Task Force and Water Agency
The Department of Agriculture had reactivated its El Niño Task Force to mitigate the impact of the scorching weather on the farmers’ produce and income. The DA began promoting high-value crops adapted to hot temperatures, tolerant to drought, that farmers can harvest fast with fewer problems. However, the dried patches of land, waterless irrigation projects, and dried-up drinking water sources already show up as severe problems like a disaster. Bicol is one of 46 provinces in the country now experiencing below-average rainfall affecting palay, corn, and other staple crops. Water supply has remained a lingering problem in the country – for farm production and drinking consumption. What has happened to the newly created Water Resource Management Office or WRMO that is supposed to work in tandem with another new bureaucracy in the making called the Department of Water Management?
If unprepared, the long, extremely hot, humid weather can cause disease outbreaks, malnutrition, heat stress, heat strokes, and respiratory and infectious diseases, especially in high-risk communities without access to food, water, and sanitation.

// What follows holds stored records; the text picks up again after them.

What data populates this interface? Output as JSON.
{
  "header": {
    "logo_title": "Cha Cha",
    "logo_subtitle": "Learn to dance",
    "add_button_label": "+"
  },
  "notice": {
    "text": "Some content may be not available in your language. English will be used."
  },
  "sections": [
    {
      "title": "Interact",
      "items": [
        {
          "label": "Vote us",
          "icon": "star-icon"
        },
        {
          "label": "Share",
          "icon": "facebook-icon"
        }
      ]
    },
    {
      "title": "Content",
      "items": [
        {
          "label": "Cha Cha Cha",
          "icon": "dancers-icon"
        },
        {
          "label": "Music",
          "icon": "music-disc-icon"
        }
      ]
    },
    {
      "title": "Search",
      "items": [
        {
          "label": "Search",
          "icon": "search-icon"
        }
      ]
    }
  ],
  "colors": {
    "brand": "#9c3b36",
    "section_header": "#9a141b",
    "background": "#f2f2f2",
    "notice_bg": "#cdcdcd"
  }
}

In addition, mosquitoes thrive during extreme weather – whether hot or cold. Impact on marine life on the Pacific coast, fish kills, and the safety of fisheries can reach a breaking point. We can also feel the effect of drought on the increased electric cost when people use more electricity to cool themselves and sell products that provide relative comfort from the extreme heat.
Dealing with El Niño

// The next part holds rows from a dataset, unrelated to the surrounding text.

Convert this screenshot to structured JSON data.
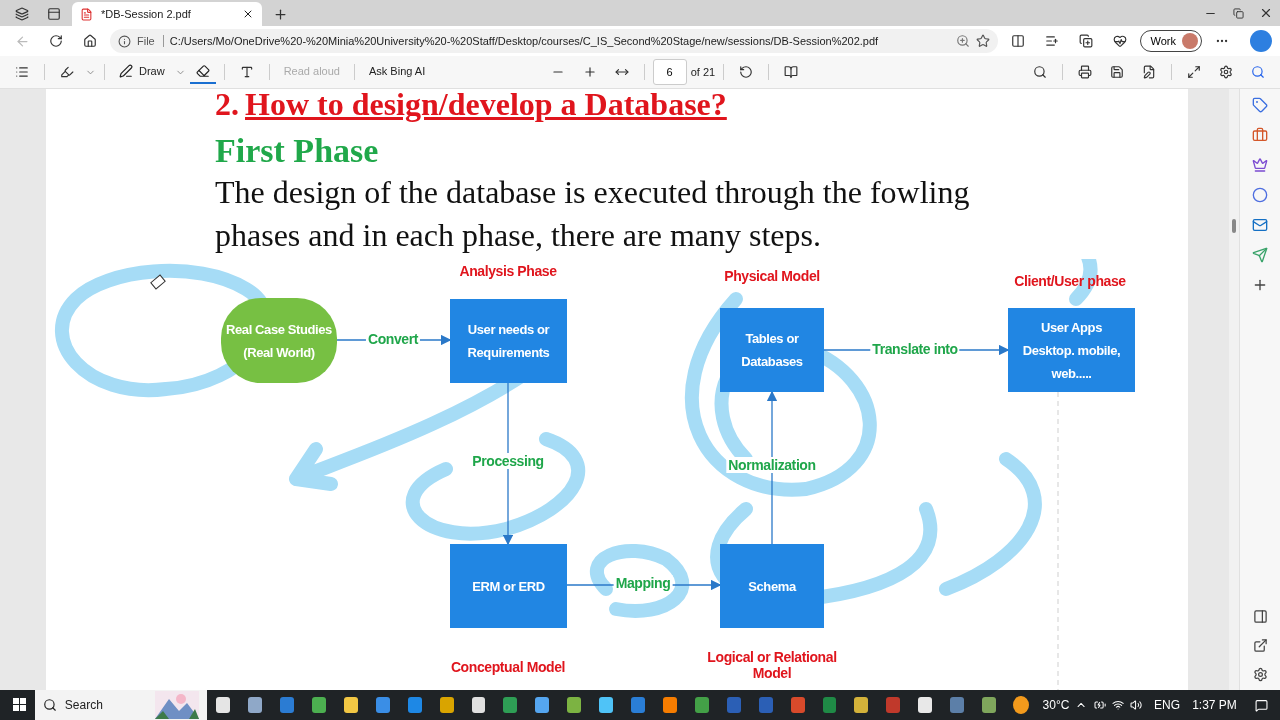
{
  "browser": {
    "tabs": [
      {
        "title": "*DB-Session 2.pdf",
        "selected": true
      }
    ],
    "address": {
      "label": "File",
      "url": "C:/Users/Mo/OneDrive%20-%20Minia%20University%20-%20Staff/Desktop/courses/C_IS_Second%20Stage/new/sessions/DB-Session%202.pdf"
    },
    "profile": "Work"
  },
  "pdf_toolbar": {
    "draw": "Draw",
    "eraser_selected": true,
    "read_aloud": {
      "label": "Read aloud",
      "disabled": true
    },
    "ask": "Ask Bing AI",
    "page": "6",
    "page_count": "of 21"
  },
  "page": {
    "heading_number": "2.",
    "heading": "How to design/develop a Database?",
    "subheading": "First Phase",
    "paragraph": "The design of the database is executed through the fowling phases and in each phase, there are many steps.",
    "diagram": {
      "nodes": [
        {
          "kind": "rounded",
          "lines": [
            "Real Case Studies",
            "(Real World)"
          ]
        },
        {
          "kind": "box",
          "lines": [
            "User needs or",
            "Requirements"
          ]
        },
        {
          "kind": "box",
          "lines": [
            "Tables or",
            "Databases"
          ]
        },
        {
          "kind": "box",
          "lines": [
            "User Apps",
            "Desktop. mobile,",
            "web....."
          ]
        },
        {
          "kind": "box",
          "lines": [
            "ERM or ERD"
          ]
        },
        {
          "kind": "box",
          "lines": [
            "Schema"
          ]
        }
      ],
      "labels": [
        {
          "kind": "phase",
          "text": "Analysis Phase"
        },
        {
          "kind": "phase",
          "text": "Physical Model"
        },
        {
          "kind": "phase",
          "text": "Client/User phase"
        },
        {
          "kind": "phase",
          "text": "Conceptual Model"
        },
        {
          "kind": "phase",
          "text": "Logical or Relational Model"
        },
        {
          "kind": "edge",
          "text": "Convert"
        },
        {
          "kind": "edge",
          "text": "Processing"
        },
        {
          "kind": "edge",
          "text": "Normalization"
        },
        {
          "kind": "edge",
          "text": "Translate into"
        },
        {
          "kind": "edge",
          "text": "Mapping"
        }
      ]
    }
  },
  "taskbar": {
    "search": "Search",
    "temperature": "30°C",
    "language": "ENG",
    "time": "1:37 PM"
  }
}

We have experienced unusual droughts and severe weather disturbances in the past decades. But the worse is yet to come if we do not address the roots of the problem: climate change and manufactured abuse of the Earth.
Bicol is known for typhoons, rains, and flooding that can reach disastrous proportions. When El Niño strikes, the impact is as devastating. La Nina and El Niño are extreme weather occurrences due to irregular, periodic warming and cooling of the wind and sea surface changes over the tropical eastern Pacific Ocean. When warming than average, it is called El Niño, and when cooling than average, it is called La Niña. Upsetting the regular normal flow and pattern of nature can cause weather disruptions. For example, with more moisture air rising because of intense heat, El Niño can cause rainstorms and heavy rains to flood vulnerable communities.
El Nino can be both kind and cruel. For businesses, sales can increase for foods, drinks, and products that satisfy thirst and discomfort. MSMEs like healthy beach resorts, fabulous spas, airconditioned gyms, water refilling, comfort food, and cool beverages but EN is cruel to businesses that use more electricity and fuel. Social enterprises should be weather-resilient and sustainable, like handmaking more pamaypay, plants and greens, ecological parks, and nature-tripping travels. With resource constraints, conserve and use water wisely—combat pollutants and artificial/ synthetic plastics that destroy the environment. Develop and tap solar power, ocean current, nature-based energy sources. For health, keep hydrated, drink clean water, adopt more plant-based solutions like citronella, eat organic vegetables, and maintain healthy lifestyles.
Climate change is the culprit. Let us develop and modernize. However, policy interventions like protecting our forests, returning to nature, equitable distribution of resources in the community, not just for a wealthy few, and building up a green economy are crucial to reversing its dire impact. What a beautiful Bicol to have!